After watching a brief BrainPop video on the dangers of oil spills, students brainstormed ideas before they sprang into action.

Inspired by a movie she saw, one student began to use the twine to separate guide the oil toward one section of the container as a skimmer, making it easier to soak up some of the 500 milliliters of oil with a sponge.

Students squeezed the sponges and coffee filters into a graduated cylinder to see which team had the most successful clean-up effort.

From left: Ciara Romano, Jenika Dashnau, Emma Taylor and Alyssa Costello show off their oil-free feathers during a recent oil clean-up challenge.
From left: Ciara Romano, Jenika Dashnau, Emma Taylor and Alyssa Costello show off their oil-free feathers during a recent oil clean-up challenge.

Most students utilized a minimal amount of soap and water, and the toothbrush to free the feathers of oil.

The lesson wasn’t all fun and games.

Students also had to complete a science and math reflection packet where they recorded responses about what they thought the hardest part of an oil spill clean-up is, effective clean-up methods, the percentage of oil they removed from the container and various mathematical ratios, among other highlights.

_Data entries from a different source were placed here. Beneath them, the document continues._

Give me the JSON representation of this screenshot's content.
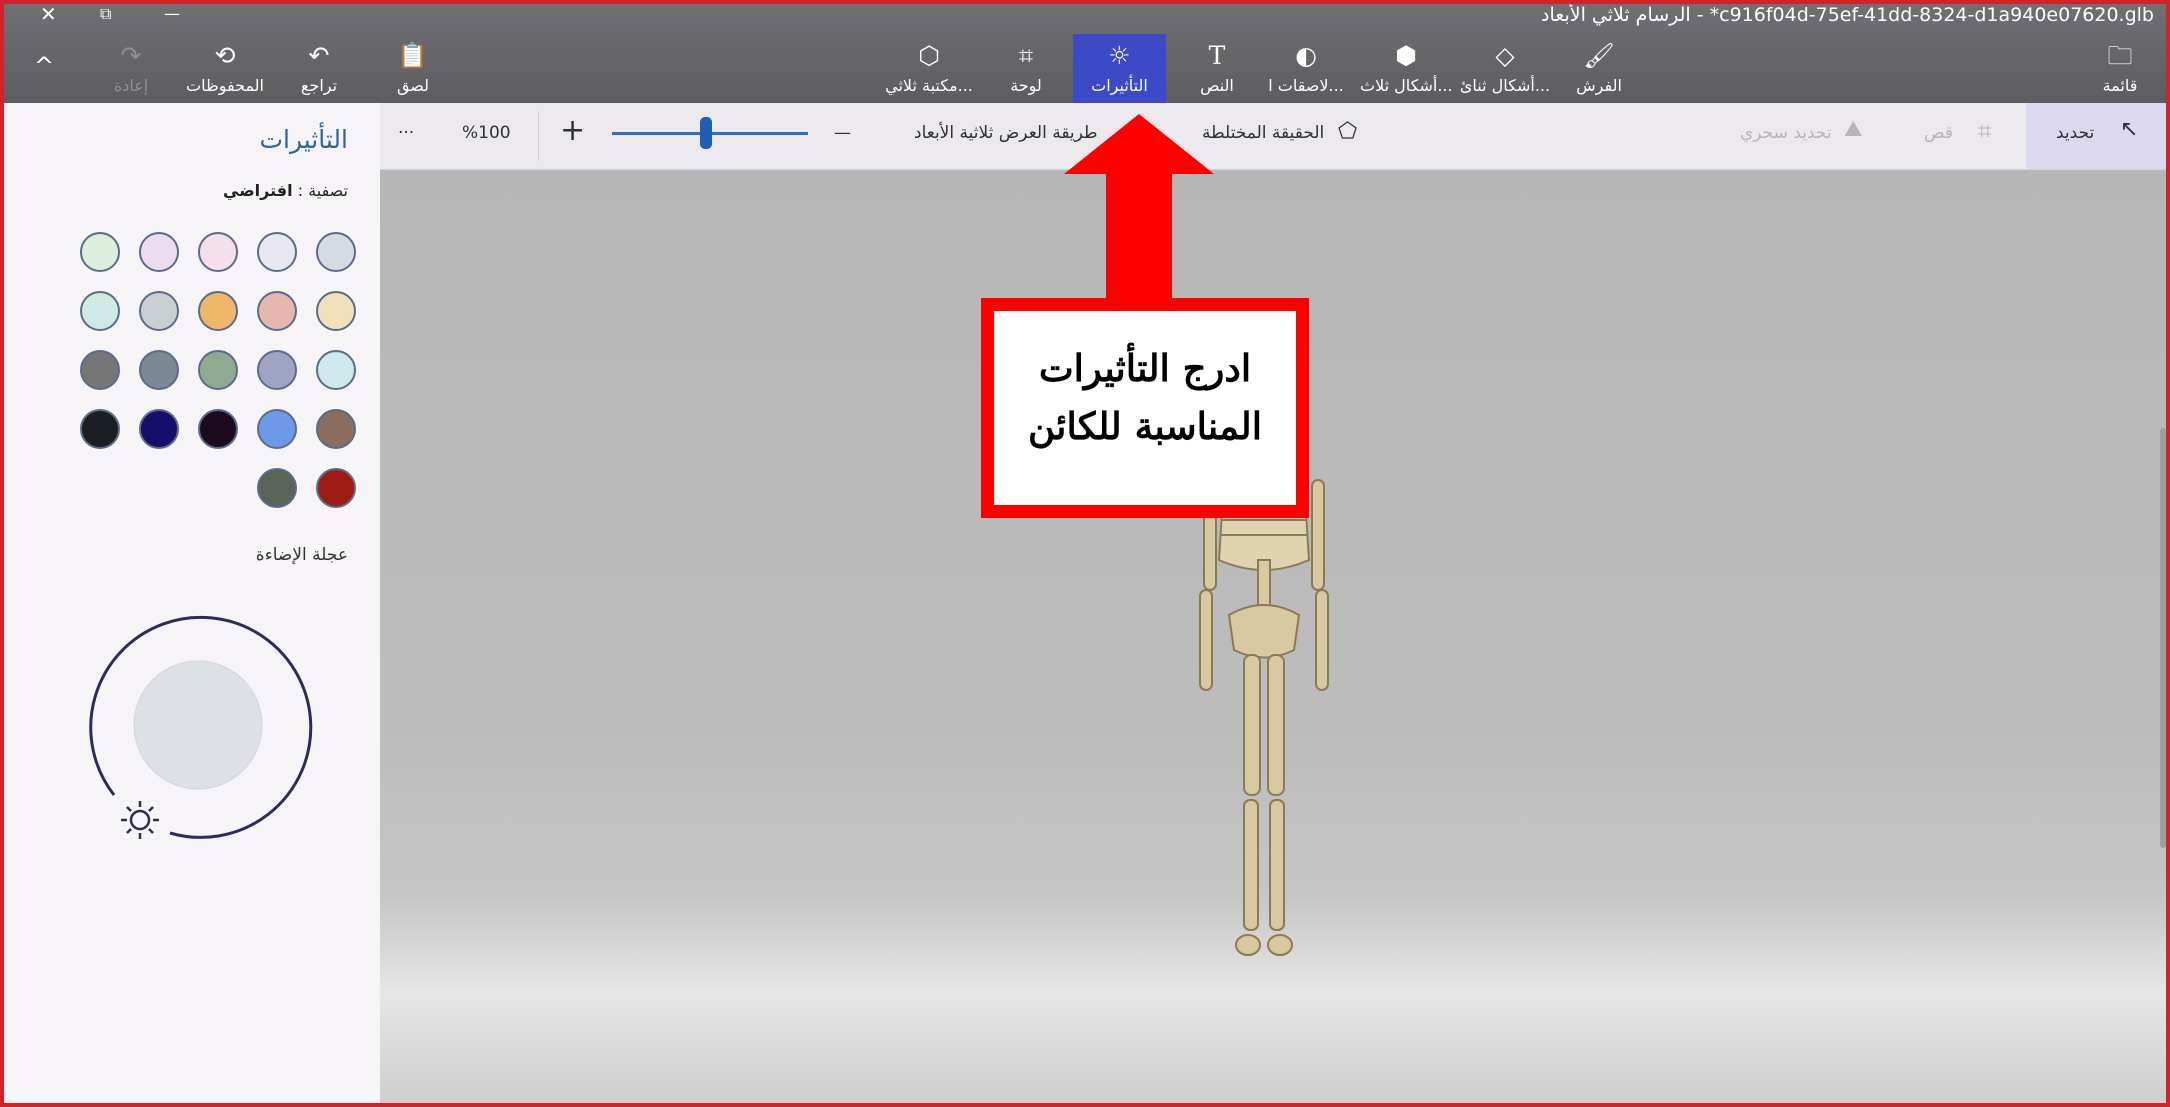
{
  "window": {
    "title": "c916f04d-75ef-41dd-8324-d1a940e07620.glb* - الرسام ثلاثي الأبعاد",
    "close": "✕",
    "restore": "⧉",
    "minimize": "—"
  },
  "ribbon": {
    "collapse": "^",
    "redo": "إعادة",
    "history": "المحفوظات",
    "undo": "تراجع",
    "paste": "لصق",
    "library_3d": "مكتبة ثلاثي...",
    "canvas": "لوحة",
    "effects": "التأثيرات",
    "text": "النص",
    "stickers": "لاصقات ا...",
    "shapes_3d": "أشكال ثلاث...",
    "shapes_2d": "أشكال ثنائ...",
    "brushes": "الفرش",
    "menu": "قائمة"
  },
  "toolbar": {
    "select": "تحديد",
    "crop": "قص",
    "magic_select": "تحديد سحري",
    "mixed_reality": "الحقيقة المختلطة",
    "view_3d": "طريقة العرض ثلاثية الأبعاد",
    "zoom_out": "—",
    "zoom_in": "+",
    "zoom_value": "%100",
    "zoom_fraction": 0.48,
    "more": "···"
  },
  "panel": {
    "title": "التأثيرات",
    "filter_label": "تصفية :",
    "filter_value": "افتراضي",
    "lighting_wheel_label": "عجلة الإضاءة",
    "swatches": [
      [
        "#d6dbe3",
        "#e8e8f3",
        "#f5dfe8",
        "#ecdcf0",
        "#dcefdd"
      ],
      [
        "#f1e0bd",
        "#e5b7ae",
        "#efb869",
        "#c9cfd0",
        "#cdeae3"
      ],
      [
        "#cde9ec",
        "#9fa4c4",
        "#8fa993",
        "#7c8896",
        "#767676"
      ],
      [
        "#8a6d5c",
        "#6d9ae8",
        "#1c0b1f",
        "#170d6b",
        "#1b1f22"
      ],
      [
        "#9e1b12",
        "#5a6358"
      ]
    ]
  },
  "callout": {
    "line1": "ادرج التأثيرات",
    "line2": "المناسبة للكائن",
    "color": "#ff0000"
  }
}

Each team was graded on the likeliness of them being hired for another clean-up, as they were ranked on a scale of one to three.

Madisyn Stuper, Emmalee Carpenter, Eva Schnauder and Dausin Gardner were the winners after having successfully removed 290 milliliters of oil.